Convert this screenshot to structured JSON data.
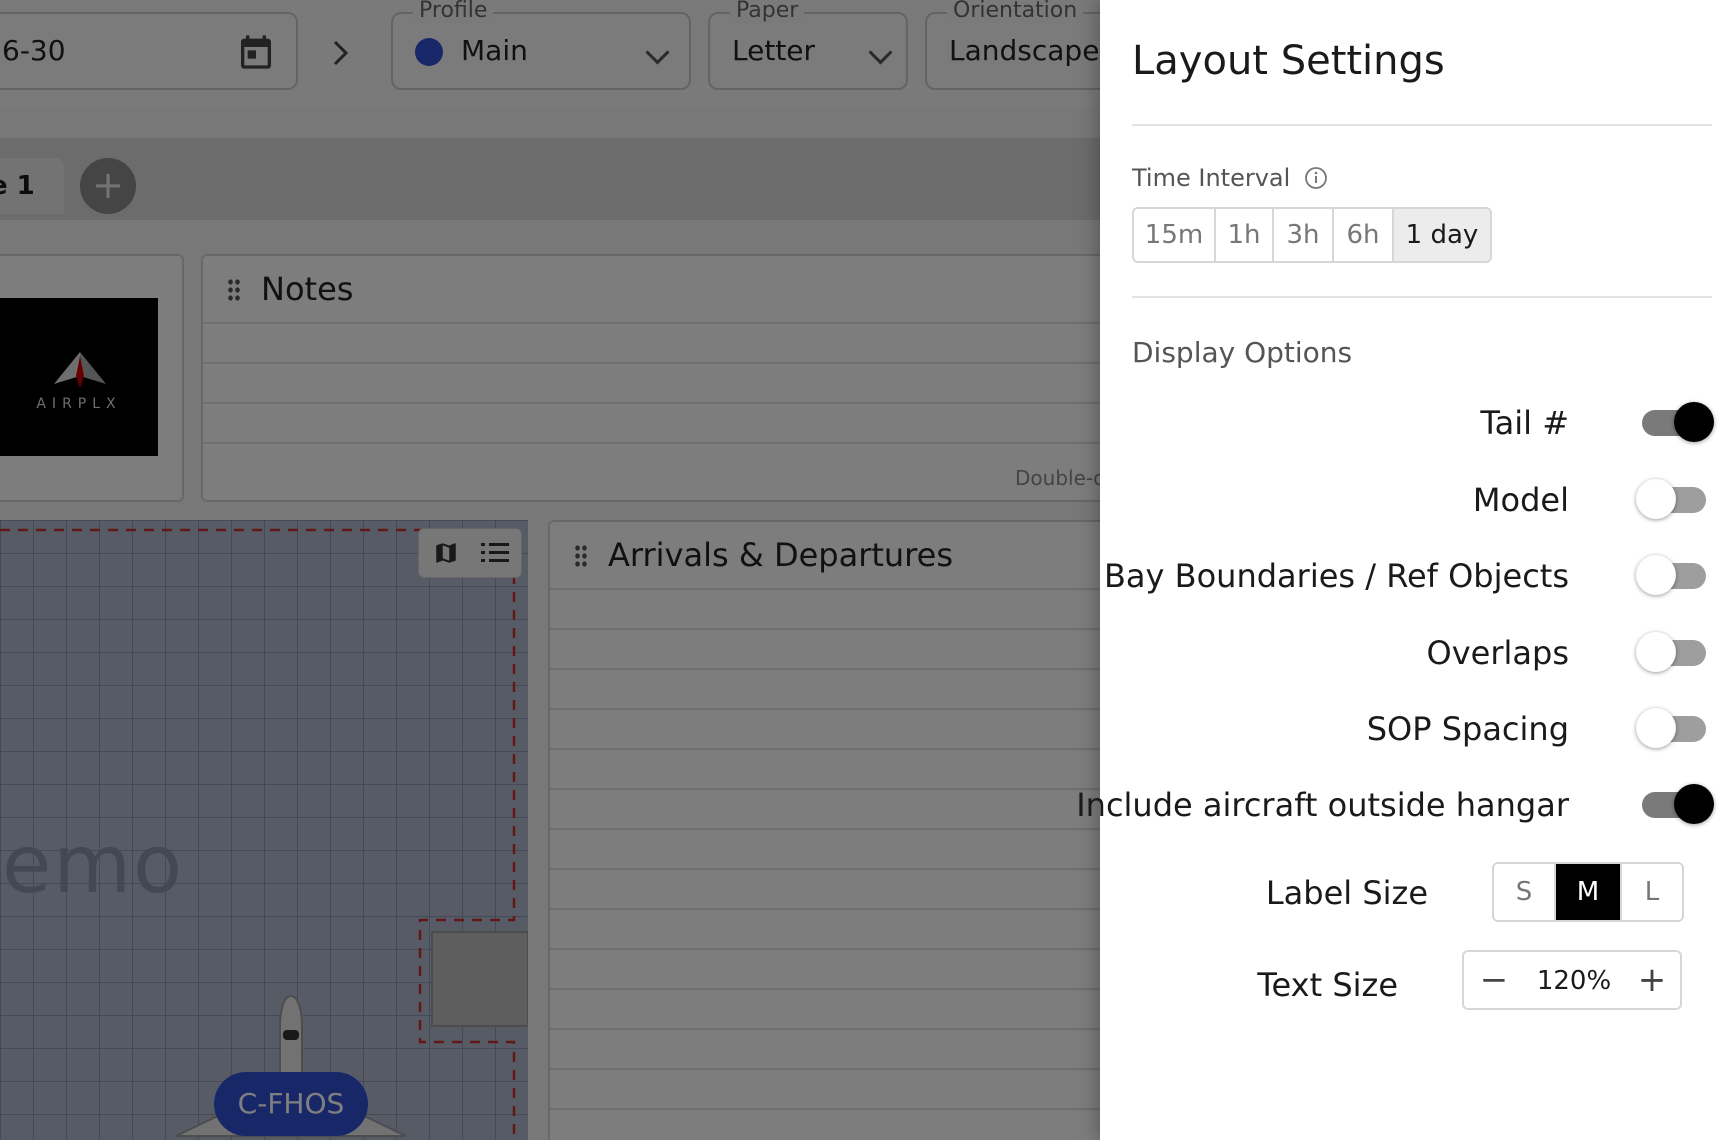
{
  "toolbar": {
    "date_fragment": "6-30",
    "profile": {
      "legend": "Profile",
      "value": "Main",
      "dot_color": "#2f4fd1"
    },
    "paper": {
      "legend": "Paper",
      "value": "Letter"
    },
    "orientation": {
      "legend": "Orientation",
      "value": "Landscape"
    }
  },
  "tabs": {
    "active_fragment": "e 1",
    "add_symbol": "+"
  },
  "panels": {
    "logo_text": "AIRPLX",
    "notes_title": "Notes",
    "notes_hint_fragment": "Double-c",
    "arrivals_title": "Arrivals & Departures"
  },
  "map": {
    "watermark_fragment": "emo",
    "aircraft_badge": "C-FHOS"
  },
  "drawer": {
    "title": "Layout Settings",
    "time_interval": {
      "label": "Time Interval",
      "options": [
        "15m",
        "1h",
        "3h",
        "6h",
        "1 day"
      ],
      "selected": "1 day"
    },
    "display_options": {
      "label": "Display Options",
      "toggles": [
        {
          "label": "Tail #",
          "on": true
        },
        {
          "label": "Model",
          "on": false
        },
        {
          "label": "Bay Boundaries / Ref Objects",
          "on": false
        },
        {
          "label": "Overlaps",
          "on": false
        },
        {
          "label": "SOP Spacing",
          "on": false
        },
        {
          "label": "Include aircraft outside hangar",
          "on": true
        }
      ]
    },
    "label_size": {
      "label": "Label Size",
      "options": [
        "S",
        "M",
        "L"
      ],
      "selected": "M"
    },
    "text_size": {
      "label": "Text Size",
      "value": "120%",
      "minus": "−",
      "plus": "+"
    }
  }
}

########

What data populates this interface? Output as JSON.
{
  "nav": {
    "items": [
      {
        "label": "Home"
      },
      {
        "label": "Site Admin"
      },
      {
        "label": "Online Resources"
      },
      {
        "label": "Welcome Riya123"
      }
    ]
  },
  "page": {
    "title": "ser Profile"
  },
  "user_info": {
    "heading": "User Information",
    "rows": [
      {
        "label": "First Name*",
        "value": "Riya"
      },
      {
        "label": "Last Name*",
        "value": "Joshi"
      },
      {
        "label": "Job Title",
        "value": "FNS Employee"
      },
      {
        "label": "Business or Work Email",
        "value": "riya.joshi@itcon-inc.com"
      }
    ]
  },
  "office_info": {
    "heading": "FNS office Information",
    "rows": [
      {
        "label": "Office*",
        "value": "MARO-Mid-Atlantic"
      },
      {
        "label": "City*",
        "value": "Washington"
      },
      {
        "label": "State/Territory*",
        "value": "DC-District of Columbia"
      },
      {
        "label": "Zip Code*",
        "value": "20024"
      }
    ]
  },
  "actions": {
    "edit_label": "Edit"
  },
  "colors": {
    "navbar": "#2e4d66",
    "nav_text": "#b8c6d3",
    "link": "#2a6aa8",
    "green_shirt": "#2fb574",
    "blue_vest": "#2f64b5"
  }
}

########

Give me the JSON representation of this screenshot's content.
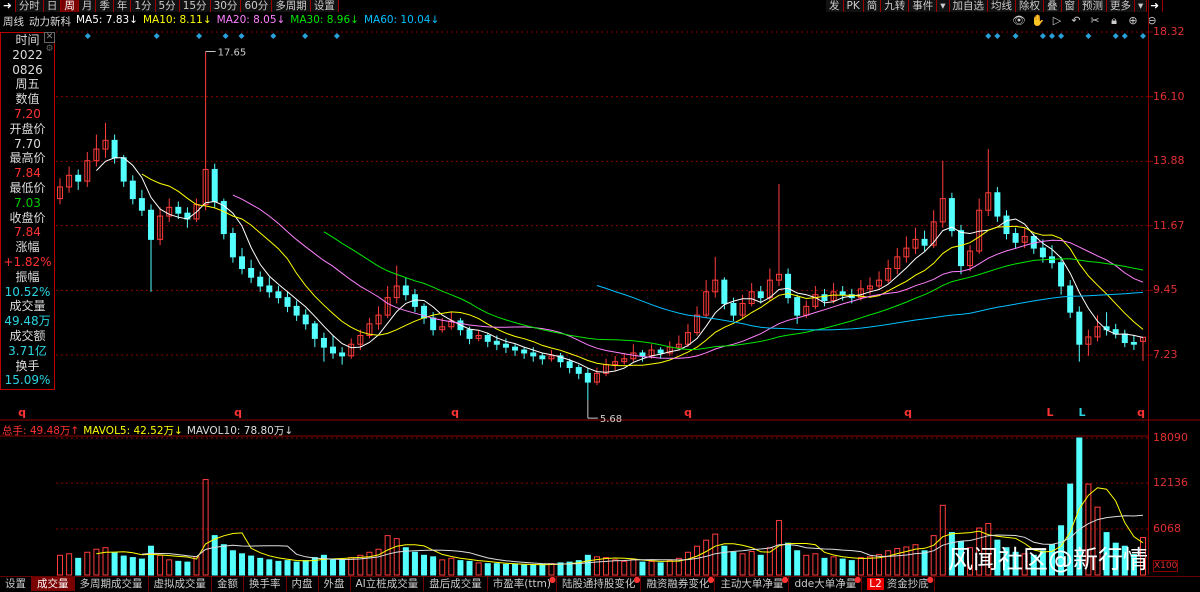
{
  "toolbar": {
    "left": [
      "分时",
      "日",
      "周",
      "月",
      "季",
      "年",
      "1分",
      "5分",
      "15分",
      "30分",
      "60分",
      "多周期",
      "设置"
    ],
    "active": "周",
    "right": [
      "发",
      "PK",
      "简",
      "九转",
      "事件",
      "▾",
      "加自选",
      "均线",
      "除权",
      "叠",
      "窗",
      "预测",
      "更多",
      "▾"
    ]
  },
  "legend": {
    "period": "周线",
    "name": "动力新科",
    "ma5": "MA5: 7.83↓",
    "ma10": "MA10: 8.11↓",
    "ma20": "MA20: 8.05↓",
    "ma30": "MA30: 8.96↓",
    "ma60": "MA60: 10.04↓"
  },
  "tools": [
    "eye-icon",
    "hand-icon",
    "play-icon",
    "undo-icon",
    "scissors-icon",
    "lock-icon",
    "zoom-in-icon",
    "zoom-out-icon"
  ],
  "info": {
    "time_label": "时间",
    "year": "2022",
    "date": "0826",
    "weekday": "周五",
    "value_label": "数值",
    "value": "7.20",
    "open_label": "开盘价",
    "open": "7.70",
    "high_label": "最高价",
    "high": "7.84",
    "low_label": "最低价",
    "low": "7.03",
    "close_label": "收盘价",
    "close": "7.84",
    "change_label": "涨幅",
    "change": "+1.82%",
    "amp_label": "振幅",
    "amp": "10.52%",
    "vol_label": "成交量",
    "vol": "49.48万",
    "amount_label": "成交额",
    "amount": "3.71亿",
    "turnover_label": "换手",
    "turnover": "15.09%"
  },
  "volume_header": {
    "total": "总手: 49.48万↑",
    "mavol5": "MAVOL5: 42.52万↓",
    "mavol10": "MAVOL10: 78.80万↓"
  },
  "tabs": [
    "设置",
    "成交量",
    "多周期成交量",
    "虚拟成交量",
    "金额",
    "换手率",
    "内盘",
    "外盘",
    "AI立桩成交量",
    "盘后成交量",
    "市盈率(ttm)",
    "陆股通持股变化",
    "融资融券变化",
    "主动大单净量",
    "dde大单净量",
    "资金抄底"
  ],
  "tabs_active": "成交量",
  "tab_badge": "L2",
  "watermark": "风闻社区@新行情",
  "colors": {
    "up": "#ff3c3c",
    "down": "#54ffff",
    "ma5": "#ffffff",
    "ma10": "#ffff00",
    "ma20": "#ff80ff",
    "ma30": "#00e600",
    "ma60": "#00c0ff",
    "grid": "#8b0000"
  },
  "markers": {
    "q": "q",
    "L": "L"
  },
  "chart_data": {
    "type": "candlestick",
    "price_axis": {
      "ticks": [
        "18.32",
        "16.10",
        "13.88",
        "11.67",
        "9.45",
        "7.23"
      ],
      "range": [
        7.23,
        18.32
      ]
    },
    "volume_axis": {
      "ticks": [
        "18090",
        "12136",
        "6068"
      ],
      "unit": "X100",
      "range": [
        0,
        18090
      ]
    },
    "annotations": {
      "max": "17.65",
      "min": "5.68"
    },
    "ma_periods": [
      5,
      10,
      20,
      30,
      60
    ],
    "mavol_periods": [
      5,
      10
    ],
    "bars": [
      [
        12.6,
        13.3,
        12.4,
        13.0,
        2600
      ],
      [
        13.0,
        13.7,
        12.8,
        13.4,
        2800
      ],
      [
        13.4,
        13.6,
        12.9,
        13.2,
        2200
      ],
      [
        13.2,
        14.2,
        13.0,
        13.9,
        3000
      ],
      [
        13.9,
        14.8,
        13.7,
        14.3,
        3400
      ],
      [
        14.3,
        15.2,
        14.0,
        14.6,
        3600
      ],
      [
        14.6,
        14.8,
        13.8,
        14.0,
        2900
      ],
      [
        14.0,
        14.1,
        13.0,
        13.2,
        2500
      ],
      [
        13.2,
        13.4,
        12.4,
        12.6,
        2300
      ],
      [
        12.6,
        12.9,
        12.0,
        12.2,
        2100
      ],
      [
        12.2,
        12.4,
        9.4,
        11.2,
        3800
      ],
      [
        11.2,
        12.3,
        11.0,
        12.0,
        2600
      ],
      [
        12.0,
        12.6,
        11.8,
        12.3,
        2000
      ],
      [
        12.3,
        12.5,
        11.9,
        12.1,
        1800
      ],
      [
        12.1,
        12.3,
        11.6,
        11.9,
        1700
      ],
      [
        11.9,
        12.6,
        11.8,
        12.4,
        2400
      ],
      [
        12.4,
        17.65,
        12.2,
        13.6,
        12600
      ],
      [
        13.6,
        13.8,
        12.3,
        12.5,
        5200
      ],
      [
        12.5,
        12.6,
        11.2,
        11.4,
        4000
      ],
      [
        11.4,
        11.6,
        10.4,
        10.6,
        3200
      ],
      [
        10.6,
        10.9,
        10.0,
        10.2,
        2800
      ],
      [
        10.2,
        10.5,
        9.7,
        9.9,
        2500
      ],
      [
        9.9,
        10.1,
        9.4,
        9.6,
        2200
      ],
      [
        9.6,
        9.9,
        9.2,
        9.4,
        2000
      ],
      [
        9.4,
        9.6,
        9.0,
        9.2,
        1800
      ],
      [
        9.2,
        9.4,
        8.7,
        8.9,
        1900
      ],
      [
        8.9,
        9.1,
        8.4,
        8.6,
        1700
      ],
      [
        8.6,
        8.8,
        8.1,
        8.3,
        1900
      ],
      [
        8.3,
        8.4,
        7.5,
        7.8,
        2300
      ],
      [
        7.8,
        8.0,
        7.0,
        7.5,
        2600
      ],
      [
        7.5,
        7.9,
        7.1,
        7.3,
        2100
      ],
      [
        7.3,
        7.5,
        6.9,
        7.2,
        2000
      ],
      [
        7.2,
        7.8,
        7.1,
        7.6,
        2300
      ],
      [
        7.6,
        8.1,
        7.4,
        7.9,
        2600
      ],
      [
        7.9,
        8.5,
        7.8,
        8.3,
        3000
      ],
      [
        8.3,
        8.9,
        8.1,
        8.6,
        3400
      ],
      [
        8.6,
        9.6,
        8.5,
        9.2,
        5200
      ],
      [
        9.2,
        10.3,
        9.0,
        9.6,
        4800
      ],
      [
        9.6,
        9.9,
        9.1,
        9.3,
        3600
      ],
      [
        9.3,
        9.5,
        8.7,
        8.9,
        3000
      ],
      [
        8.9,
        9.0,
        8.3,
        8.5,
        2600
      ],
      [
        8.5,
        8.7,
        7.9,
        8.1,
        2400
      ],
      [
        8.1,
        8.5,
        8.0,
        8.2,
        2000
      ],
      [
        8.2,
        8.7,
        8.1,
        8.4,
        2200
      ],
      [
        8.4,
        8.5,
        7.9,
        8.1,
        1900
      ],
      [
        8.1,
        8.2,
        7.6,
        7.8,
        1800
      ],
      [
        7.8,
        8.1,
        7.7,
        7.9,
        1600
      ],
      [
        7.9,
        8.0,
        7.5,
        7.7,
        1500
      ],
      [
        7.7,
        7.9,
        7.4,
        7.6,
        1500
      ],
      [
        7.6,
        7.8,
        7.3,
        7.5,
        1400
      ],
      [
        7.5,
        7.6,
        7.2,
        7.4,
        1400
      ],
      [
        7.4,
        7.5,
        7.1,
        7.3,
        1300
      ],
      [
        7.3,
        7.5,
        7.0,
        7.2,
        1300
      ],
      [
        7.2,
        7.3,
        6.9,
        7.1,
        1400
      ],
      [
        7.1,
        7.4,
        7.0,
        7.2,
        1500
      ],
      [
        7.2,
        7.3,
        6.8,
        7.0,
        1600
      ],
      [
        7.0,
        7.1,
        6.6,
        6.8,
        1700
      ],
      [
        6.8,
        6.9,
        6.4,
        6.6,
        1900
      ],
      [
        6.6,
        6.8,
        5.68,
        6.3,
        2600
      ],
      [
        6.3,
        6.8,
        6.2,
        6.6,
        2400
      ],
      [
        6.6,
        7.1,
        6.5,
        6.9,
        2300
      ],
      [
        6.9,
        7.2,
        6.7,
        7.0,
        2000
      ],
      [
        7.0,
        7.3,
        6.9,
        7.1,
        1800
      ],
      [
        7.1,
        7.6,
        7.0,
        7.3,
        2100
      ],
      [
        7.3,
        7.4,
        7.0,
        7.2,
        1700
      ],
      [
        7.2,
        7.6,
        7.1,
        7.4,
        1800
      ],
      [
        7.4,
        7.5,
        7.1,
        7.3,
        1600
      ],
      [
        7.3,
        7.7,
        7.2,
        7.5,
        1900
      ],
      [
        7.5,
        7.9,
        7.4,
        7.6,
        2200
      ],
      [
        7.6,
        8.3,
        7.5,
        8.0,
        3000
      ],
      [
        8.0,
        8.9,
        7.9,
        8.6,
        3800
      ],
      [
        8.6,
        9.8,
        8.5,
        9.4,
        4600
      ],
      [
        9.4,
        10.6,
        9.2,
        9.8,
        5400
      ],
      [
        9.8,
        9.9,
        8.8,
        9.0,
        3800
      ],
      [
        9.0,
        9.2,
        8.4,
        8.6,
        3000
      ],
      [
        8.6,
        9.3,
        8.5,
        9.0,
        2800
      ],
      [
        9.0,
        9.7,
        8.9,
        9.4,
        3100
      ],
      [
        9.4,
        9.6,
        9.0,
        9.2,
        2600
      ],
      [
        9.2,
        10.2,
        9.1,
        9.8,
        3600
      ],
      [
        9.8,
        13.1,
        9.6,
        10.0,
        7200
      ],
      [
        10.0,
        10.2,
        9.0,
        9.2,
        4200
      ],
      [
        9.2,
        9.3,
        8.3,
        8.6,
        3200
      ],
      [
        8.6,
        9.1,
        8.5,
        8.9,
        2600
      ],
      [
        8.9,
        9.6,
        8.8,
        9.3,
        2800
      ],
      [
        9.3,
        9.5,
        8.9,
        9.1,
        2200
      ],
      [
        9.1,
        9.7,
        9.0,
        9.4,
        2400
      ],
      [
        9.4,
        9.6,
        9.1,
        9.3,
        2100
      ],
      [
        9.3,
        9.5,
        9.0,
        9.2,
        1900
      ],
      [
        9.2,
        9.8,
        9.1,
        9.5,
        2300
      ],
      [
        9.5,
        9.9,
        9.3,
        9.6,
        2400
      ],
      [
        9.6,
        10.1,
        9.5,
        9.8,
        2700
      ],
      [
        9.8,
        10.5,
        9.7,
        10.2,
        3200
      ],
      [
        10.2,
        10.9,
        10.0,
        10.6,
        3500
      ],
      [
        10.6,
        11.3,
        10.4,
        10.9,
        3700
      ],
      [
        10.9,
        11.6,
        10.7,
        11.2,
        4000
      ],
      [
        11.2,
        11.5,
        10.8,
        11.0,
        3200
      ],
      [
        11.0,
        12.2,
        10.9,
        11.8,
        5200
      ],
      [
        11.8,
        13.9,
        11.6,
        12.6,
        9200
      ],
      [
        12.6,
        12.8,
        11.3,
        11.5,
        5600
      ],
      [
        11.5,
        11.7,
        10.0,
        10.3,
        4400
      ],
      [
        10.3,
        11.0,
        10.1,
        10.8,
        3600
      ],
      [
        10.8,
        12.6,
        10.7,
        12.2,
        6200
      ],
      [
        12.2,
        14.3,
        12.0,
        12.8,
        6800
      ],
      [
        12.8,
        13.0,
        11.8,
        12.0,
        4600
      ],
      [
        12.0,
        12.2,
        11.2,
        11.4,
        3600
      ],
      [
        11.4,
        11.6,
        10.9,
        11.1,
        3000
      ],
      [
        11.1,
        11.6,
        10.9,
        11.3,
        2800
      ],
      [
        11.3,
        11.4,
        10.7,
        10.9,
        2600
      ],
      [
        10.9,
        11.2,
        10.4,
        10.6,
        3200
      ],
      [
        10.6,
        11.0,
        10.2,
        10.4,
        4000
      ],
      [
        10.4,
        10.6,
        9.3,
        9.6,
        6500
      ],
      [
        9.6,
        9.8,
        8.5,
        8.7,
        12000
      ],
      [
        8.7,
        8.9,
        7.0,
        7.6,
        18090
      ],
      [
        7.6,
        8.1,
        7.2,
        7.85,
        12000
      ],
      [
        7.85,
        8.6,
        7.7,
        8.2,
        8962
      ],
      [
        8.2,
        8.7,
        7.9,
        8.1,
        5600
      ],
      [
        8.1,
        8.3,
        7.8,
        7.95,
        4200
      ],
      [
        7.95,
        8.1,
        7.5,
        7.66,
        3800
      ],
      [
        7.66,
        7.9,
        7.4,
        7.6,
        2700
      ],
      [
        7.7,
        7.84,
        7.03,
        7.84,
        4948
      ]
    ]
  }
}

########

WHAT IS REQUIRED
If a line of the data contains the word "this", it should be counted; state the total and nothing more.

ANSWER SPACE
3